Page and application data records:

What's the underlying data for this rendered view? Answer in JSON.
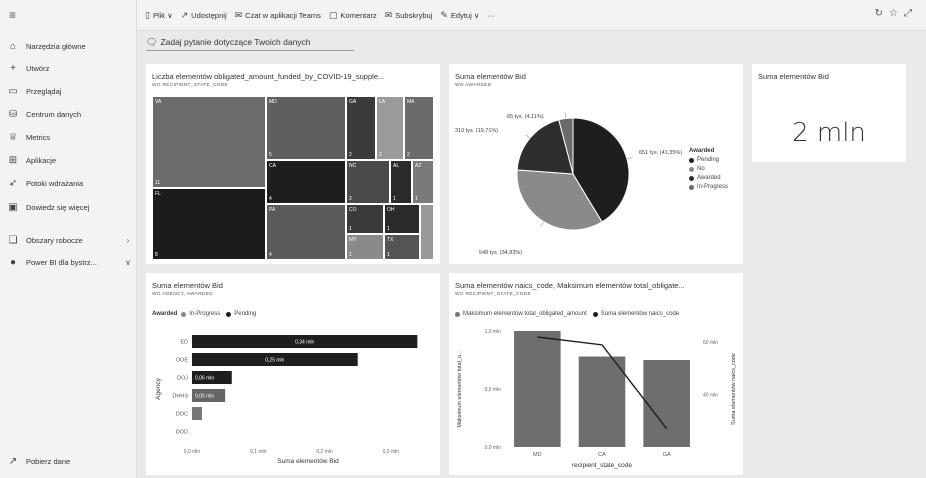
{
  "sidebar": {
    "items": [
      {
        "icon": "home-icon",
        "glyph": "⌂",
        "label": "Narzędzia główne"
      },
      {
        "icon": "plus-icon",
        "glyph": "+",
        "label": "Utwórz"
      },
      {
        "icon": "folder-icon",
        "glyph": "▭",
        "label": "Przeglądaj"
      },
      {
        "icon": "database-icon",
        "glyph": "⛁",
        "label": "Centrum danych"
      },
      {
        "icon": "trophy-icon",
        "glyph": "♕",
        "label": "Metrics"
      },
      {
        "icon": "apps-icon",
        "glyph": "⊞",
        "label": "Aplikacje"
      },
      {
        "icon": "rocket-icon",
        "glyph": "➶",
        "label": "Potoki wdrażania"
      },
      {
        "icon": "book-icon",
        "glyph": "▣",
        "label": "Dowiedz się więcej"
      },
      {
        "icon": "workspaces-icon",
        "glyph": "❏",
        "label": "Obszary robocze"
      },
      {
        "icon": "powerbi-icon",
        "glyph": "●",
        "label": "Power BI dla bystrz..."
      }
    ],
    "footer": "Pobierz dane"
  },
  "toolbar": {
    "items": [
      {
        "icon": "file-icon",
        "glyph": "▯",
        "label": "Plik ∨"
      },
      {
        "icon": "share-icon",
        "glyph": "↗",
        "label": "Udostępnij"
      },
      {
        "icon": "teams-icon",
        "glyph": "✉",
        "label": "Czat w aplikacji Teams"
      },
      {
        "icon": "comment-icon",
        "glyph": "▢",
        "label": "Komentarz"
      },
      {
        "icon": "subscribe-icon",
        "glyph": "✉",
        "label": "Subskrybuj"
      },
      {
        "icon": "edit-icon",
        "glyph": "✎",
        "label": "Edytuj ∨"
      },
      {
        "icon": "more-icon",
        "glyph": "",
        "label": "···"
      }
    ]
  },
  "qna": {
    "placeholder": "Zadaj pytanie dotyczące Twoich danych"
  },
  "treemap": {
    "title": "Liczba elementów obligated_amount_funded_by_COVID-19_supple...",
    "subtitle": "WG RECIPIENT_STATE_CODE",
    "tiles": [
      {
        "name": "VA",
        "count": "11"
      },
      {
        "name": "FL",
        "count": "8"
      },
      {
        "name": "MD",
        "count": "5"
      },
      {
        "name": "CA",
        "count": "4"
      },
      {
        "name": "PA",
        "count": "4"
      },
      {
        "name": "GA",
        "count": "2"
      },
      {
        "name": "LA",
        "count": "2"
      },
      {
        "name": "MA",
        "count": "2"
      },
      {
        "name": "NC",
        "count": "2"
      },
      {
        "name": "AL",
        "count": "1"
      },
      {
        "name": "AZ",
        "count": "1"
      },
      {
        "name": "CO",
        "count": "1"
      },
      {
        "name": "OH",
        "count": "1"
      },
      {
        "name": "MY",
        "count": "1"
      },
      {
        "name": "TX",
        "count": "1"
      }
    ]
  },
  "pie": {
    "title": "Suma elementów Bid",
    "subtitle": "WG AWARDED",
    "legend_title": "Awarded",
    "slices": [
      {
        "label": "Pending",
        "value": 41.35,
        "text": "651 tys. (41,35%)",
        "color": "#1e1e1e"
      },
      {
        "label": "No",
        "value": 34.83,
        "text": "548 tys. (34,83%)",
        "color": "#8a8a8a"
      },
      {
        "label": "Awarded",
        "value": 19.71,
        "text": "310 tys. (19,71%)",
        "color": "#2e2e2e"
      },
      {
        "label": "In-Progress",
        "value": 4.11,
        "text": "65 tys. (4,11%)",
        "color": "#6a6a6a"
      }
    ]
  },
  "card": {
    "title": "Suma elementów Bid",
    "value": "2 mln"
  },
  "barchart": {
    "title": "Suma elementów Bid",
    "subtitle": "WG AGENCY, AWARDED",
    "legend_title": "Awarded",
    "legend": [
      {
        "name": "In-Progress",
        "color": "#888888"
      },
      {
        "name": "Pending",
        "color": "#1e1e1e"
      }
    ],
    "ylabel": "Agency",
    "xlabel": "Suma elementów Bid",
    "xticks": [
      "0,0 mln",
      "0,1 mln",
      "0,2 mln",
      "0,3 mln"
    ],
    "xmax": 0.35,
    "bars": [
      {
        "cat": "ED",
        "value": 0.34,
        "label": "0,34 mln",
        "color": "#1e1e1e"
      },
      {
        "cat": "DOE",
        "value": 0.25,
        "label": "0,25 mln",
        "color": "#1e1e1e"
      },
      {
        "cat": "DOJ",
        "value": 0.06,
        "label": "0,06 mln",
        "color": "#1e1e1e"
      },
      {
        "cat": "DHHS",
        "value": 0.05,
        "label": "0,05 mln",
        "color": "#666666"
      },
      {
        "cat": "DOC",
        "value": 0.015,
        "label": "",
        "color": "#777777"
      },
      {
        "cat": "DOD",
        "value": 0.0,
        "label": "",
        "color": "#777777"
      }
    ]
  },
  "combo": {
    "title": "Suma elementów naics_code, Maksimum elementów total_obligate...",
    "subtitle": "WG RECIPIENT_STATE_CODE",
    "legend": [
      {
        "name": "Maksimum elementów total_obligated_amount",
        "color": "#777777"
      },
      {
        "name": "Suma elementów naics_code",
        "color": "#1e1e1e"
      }
    ],
    "xlabel": "recipient_state_code",
    "ylabel_left": "Maksimum elementów total_o...",
    "ylabel_right": "Suma elementów naics_code",
    "left_ticks": [
      "1,0 mln",
      "0,5 mln",
      "0,0 mln"
    ],
    "right_ticks": [
      "60 mln",
      "40 mln"
    ],
    "categories": [
      "MD",
      "CA",
      "GA"
    ],
    "bar_values": [
      1.0,
      0.78,
      0.75
    ],
    "line_values": [
      62,
      59,
      27
    ]
  }
}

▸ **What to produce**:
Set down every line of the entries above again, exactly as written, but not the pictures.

▸ **Solution to the problem**:
What's the underlying data for this rendered view? Answer in JSON.
{
  "sidebar": {
    "items": [
      {
        "icon": "home-icon",
        "glyph": "⌂",
        "label": "Narzędzia główne"
      },
      {
        "icon": "plus-icon",
        "glyph": "+",
        "label": "Utwórz"
      },
      {
        "icon": "folder-icon",
        "glyph": "▭",
        "label": "Przeglądaj"
      },
      {
        "icon": "database-icon",
        "glyph": "⛁",
        "label": "Centrum danych"
      },
      {
        "icon": "trophy-icon",
        "glyph": "♕",
        "label": "Metrics"
      },
      {
        "icon": "apps-icon",
        "glyph": "⊞",
        "label": "Aplikacje"
      },
      {
        "icon": "rocket-icon",
        "glyph": "➶",
        "label": "Potoki wdrażania"
      },
      {
        "icon": "book-icon",
        "glyph": "▣",
        "label": "Dowiedz się więcej"
      },
      {
        "icon": "workspaces-icon",
        "glyph": "❏",
        "label": "Obszary robocze"
      },
      {
        "icon": "powerbi-icon",
        "glyph": "●",
        "label": "Power BI dla bystrz..."
      }
    ],
    "footer": "Pobierz dane"
  },
  "toolbar": {
    "items": [
      {
        "icon": "file-icon",
        "glyph": "▯",
        "label": "Plik ∨"
      },
      {
        "icon": "share-icon",
        "glyph": "↗",
        "label": "Udostępnij"
      },
      {
        "icon": "teams-icon",
        "glyph": "✉",
        "label": "Czat w aplikacji Teams"
      },
      {
        "icon": "comment-icon",
        "glyph": "▢",
        "label": "Komentarz"
      },
      {
        "icon": "subscribe-icon",
        "glyph": "✉",
        "label": "Subskrybuj"
      },
      {
        "icon": "edit-icon",
        "glyph": "✎",
        "label": "Edytuj ∨"
      },
      {
        "icon": "more-icon",
        "glyph": "",
        "label": "···"
      }
    ]
  },
  "qna": {
    "placeholder": "Zadaj pytanie dotyczące Twoich danych"
  },
  "treemap": {
    "title": "Liczba elementów obligated_amount_funded_by_COVID-19_supple...",
    "subtitle": "WG RECIPIENT_STATE_CODE",
    "tiles": [
      {
        "name": "VA",
        "count": "11"
      },
      {
        "name": "FL",
        "count": "8"
      },
      {
        "name": "MD",
        "count": "5"
      },
      {
        "name": "CA",
        "count": "4"
      },
      {
        "name": "PA",
        "count": "4"
      },
      {
        "name": "GA",
        "count": "2"
      },
      {
        "name": "LA",
        "count": "2"
      },
      {
        "name": "MA",
        "count": "2"
      },
      {
        "name": "NC",
        "count": "2"
      },
      {
        "name": "AL",
        "count": "1"
      },
      {
        "name": "AZ",
        "count": "1"
      },
      {
        "name": "CO",
        "count": "1"
      },
      {
        "name": "OH",
        "count": "1"
      },
      {
        "name": "MY",
        "count": "1"
      },
      {
        "name": "TX",
        "count": "1"
      }
    ]
  },
  "pie": {
    "title": "Suma elementów Bid",
    "subtitle": "WG AWARDED",
    "legend_title": "Awarded",
    "slices": [
      {
        "label": "Pending",
        "value": 41.35,
        "text": "651 tys. (41,35%)",
        "color": "#1e1e1e"
      },
      {
        "label": "No",
        "value": 34.83,
        "text": "548 tys. (34,83%)",
        "color": "#8a8a8a"
      },
      {
        "label": "Awarded",
        "value": 19.71,
        "text": "310 tys. (19,71%)",
        "color": "#2e2e2e"
      },
      {
        "label": "In-Progress",
        "value": 4.11,
        "text": "65 tys. (4,11%)",
        "color": "#6a6a6a"
      }
    ]
  },
  "card": {
    "title": "Suma elementów Bid",
    "value": "2 mln"
  },
  "barchart": {
    "title": "Suma elementów Bid",
    "subtitle": "WG AGENCY, AWARDED",
    "legend_title": "Awarded",
    "legend": [
      {
        "name": "In-Progress",
        "color": "#888888"
      },
      {
        "name": "Pending",
        "color": "#1e1e1e"
      }
    ],
    "ylabel": "Agency",
    "xlabel": "Suma elementów Bid",
    "xticks": [
      "0,0 mln",
      "0,1 mln",
      "0,2 mln",
      "0,3 mln"
    ],
    "xmax": 0.35,
    "bars": [
      {
        "cat": "ED",
        "value": 0.34,
        "label": "0,34 mln",
        "color": "#1e1e1e"
      },
      {
        "cat": "DOE",
        "value": 0.25,
        "label": "0,25 mln",
        "color": "#1e1e1e"
      },
      {
        "cat": "DOJ",
        "value": 0.06,
        "label": "0,06 mln",
        "color": "#1e1e1e"
      },
      {
        "cat": "DHHS",
        "value": 0.05,
        "label": "0,05 mln",
        "color": "#666666"
      },
      {
        "cat": "DOC",
        "value": 0.015,
        "label": "",
        "color": "#777777"
      },
      {
        "cat": "DOD",
        "value": 0.0,
        "label": "",
        "color": "#777777"
      }
    ]
  },
  "combo": {
    "title": "Suma elementów naics_code, Maksimum elementów total_obligate...",
    "subtitle": "WG RECIPIENT_STATE_CODE",
    "legend": [
      {
        "name": "Maksimum elementów total_obligated_amount",
        "color": "#777777"
      },
      {
        "name": "Suma elementów naics_code",
        "color": "#1e1e1e"
      }
    ],
    "xlabel": "recipient_state_code",
    "ylabel_left": "Maksimum elementów total_o...",
    "ylabel_right": "Suma elementów naics_code",
    "left_ticks": [
      "1,0 mln",
      "0,5 mln",
      "0,0 mln"
    ],
    "right_ticks": [
      "60 mln",
      "40 mln"
    ],
    "categories": [
      "MD",
      "CA",
      "GA"
    ],
    "bar_values": [
      1.0,
      0.78,
      0.75
    ],
    "line_values": [
      62,
      59,
      27
    ]
  }
}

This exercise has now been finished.